→ **AIM OF THE EXERCISE**
Because the material must match the original, reproduce every line of it exactly.

******

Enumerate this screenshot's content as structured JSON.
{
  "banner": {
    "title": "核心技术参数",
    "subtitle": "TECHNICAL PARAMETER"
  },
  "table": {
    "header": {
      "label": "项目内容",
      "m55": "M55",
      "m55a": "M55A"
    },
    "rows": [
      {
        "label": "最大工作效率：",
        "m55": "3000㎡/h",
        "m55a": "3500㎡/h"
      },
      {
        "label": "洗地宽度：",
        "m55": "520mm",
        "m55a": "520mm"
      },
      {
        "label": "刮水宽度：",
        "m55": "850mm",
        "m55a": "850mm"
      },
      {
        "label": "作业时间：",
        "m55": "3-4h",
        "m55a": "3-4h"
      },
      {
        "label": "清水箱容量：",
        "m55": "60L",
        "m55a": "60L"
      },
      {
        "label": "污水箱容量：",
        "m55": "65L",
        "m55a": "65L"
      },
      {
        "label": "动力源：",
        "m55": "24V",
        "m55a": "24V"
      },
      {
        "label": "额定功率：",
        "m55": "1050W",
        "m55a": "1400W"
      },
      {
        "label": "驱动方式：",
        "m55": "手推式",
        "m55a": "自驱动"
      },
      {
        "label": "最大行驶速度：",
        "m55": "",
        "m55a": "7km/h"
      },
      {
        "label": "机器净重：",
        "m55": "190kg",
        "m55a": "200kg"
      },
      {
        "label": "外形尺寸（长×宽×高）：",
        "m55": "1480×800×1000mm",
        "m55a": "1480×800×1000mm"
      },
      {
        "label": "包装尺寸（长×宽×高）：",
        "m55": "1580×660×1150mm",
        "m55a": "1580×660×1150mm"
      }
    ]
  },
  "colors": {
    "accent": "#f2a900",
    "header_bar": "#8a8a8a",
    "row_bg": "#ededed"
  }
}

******

→ **RESULT FOR THIS EXERCISE**
Enumerate this screenshot's content as structured JSON.
{
  "banner": {
    "title": "核心技术参数",
    "subtitle": "TECHNICAL PARAMETER"
  },
  "table": {
    "header": {
      "label": "项目内容",
      "m55": "M55",
      "m55a": "M55A"
    },
    "rows": [
      {
        "label": "最大工作效率：",
        "m55": "3000㎡/h",
        "m55a": "3500㎡/h"
      },
      {
        "label": "洗地宽度：",
        "m55": "520mm",
        "m55a": "520mm"
      },
      {
        "label": "刮水宽度：",
        "m55": "850mm",
        "m55a": "850mm"
      },
      {
        "label": "作业时间：",
        "m55": "3-4h",
        "m55a": "3-4h"
      },
      {
        "label": "清水箱容量：",
        "m55": "60L",
        "m55a": "60L"
      },
      {
        "label": "污水箱容量：",
        "m55": "65L",
        "m55a": "65L"
      },
      {
        "label": "动力源：",
        "m55": "24V",
        "m55a": "24V"
      },
      {
        "label": "额定功率：",
        "m55": "1050W",
        "m55a": "1400W"
      },
      {
        "label": "驱动方式：",
        "m55": "手推式",
        "m55a": "自驱动"
      },
      {
        "label": "最大行驶速度：",
        "m55": "",
        "m55a": "7km/h"
      },
      {
        "label": "机器净重：",
        "m55": "190kg",
        "m55a": "200kg"
      },
      {
        "label": "外形尺寸（长×宽×高）：",
        "m55": "1480×800×1000mm",
        "m55a": "1480×800×1000mm"
      },
      {
        "label": "包装尺寸（长×宽×高）：",
        "m55": "1580×660×1150mm",
        "m55a": "1580×660×1150mm"
      }
    ]
  },
  "colors": {
    "accent": "#f2a900",
    "header_bar": "#8a8a8a",
    "row_bg": "#ededed"
  }
}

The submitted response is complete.